So- here's my verdict. For the price of the speakers ($500-800 depending on condition) plus about $150 for parts, you get a very fine, nearly full range standmount that is very fast and clean, with excellent transparency and a large soundstage. It is built properly, with quality drivers, a state of the art conventional crossover design and a solidly built cabinet. Often ignored elements like mounting hardware, connectors and switches are executed very well, making them quite easy to work on. They are very flexible in use, having enough bass to supplant small floorstanders in medium sized rooms, yet able to be used against the wall or in a cabinet at the flip of a switch.
For me, they have cracked my top 5 list, moving ahead of the Event Opals, which have a trace of metal dome emphasis and a tad less clarity in the lower mids, and they are knocking on the door of the Volent VL-2 in overall quality, trading some of the VL-2s fine detail and soundstage depth for superior balance. While still not up to my Daedalus DA-RMA v2s (which favor the mids and "power" range), principally in richness of tonality and soundstage dimensionality, I could live with them permanently in my main system now.
The only caveat is that one should prefer or at least tolerate a squeaky clean presentation and a slightly cool, dry overall sound that showcases the upper range, and use appropriately matched front end and cabling. I've done that and I think they are great speakers for my bedroom system (the position matching selector on the rear works very well for small rooms and close wall placement).
I consider the simple mods I performed successfully got the lowest hanging fruit. I suspect replacing the woofer 'lytics, wiring, using better replacement caps and resistors should extract even more from these chestnuts, for much more effort and 2x+ the parts cost.
So- if you have a pair of M20s, in my opinion this is a pretty easy, inexpensive and worthwhile upgrade. If you're looking for a very good smallish speaker for under a grand and are a little bit handy, this might be a very good option for you.

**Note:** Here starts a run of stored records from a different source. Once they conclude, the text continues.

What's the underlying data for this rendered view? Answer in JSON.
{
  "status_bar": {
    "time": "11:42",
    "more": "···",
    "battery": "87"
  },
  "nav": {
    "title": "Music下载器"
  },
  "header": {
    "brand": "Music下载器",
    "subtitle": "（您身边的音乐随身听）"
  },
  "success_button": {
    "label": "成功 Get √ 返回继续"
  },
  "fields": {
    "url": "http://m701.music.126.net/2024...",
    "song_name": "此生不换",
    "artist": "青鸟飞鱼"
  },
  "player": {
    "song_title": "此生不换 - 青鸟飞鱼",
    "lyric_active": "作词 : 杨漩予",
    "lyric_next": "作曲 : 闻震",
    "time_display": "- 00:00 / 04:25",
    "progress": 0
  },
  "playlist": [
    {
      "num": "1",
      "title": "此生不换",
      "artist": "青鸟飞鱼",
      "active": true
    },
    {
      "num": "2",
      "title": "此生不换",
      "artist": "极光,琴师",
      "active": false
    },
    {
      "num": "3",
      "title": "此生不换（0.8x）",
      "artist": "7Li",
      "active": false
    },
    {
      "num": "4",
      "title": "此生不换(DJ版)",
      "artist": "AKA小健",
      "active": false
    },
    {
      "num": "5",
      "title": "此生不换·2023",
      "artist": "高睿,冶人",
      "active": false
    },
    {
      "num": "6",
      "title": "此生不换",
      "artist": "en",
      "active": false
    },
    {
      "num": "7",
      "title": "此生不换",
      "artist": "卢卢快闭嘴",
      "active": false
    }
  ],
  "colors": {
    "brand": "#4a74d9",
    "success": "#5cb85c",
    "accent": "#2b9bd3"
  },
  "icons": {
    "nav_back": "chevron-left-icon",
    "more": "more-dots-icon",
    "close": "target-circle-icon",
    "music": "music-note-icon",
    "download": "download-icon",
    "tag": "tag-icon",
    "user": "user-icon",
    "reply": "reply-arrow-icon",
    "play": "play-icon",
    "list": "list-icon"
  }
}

Over the years many speakers have been put up as "giant killers", sub $1000 speakers that play with the high priced options.
Spending the weekend listening to these in all 3 of my systems leads me to believe this is truly one of them. I didn't consider the M20 to be Class A in their original form, but I think they are with these simple mods.
I don't know of any under $1k stand mount speaker that will outperform it overall, new or used, and Revel builds their speakers to last a long time, so a majority of their useful lifetime is still ahead in most cases.
The M20 is one speaker entering its "golden years" that truly deserves a new lease on life.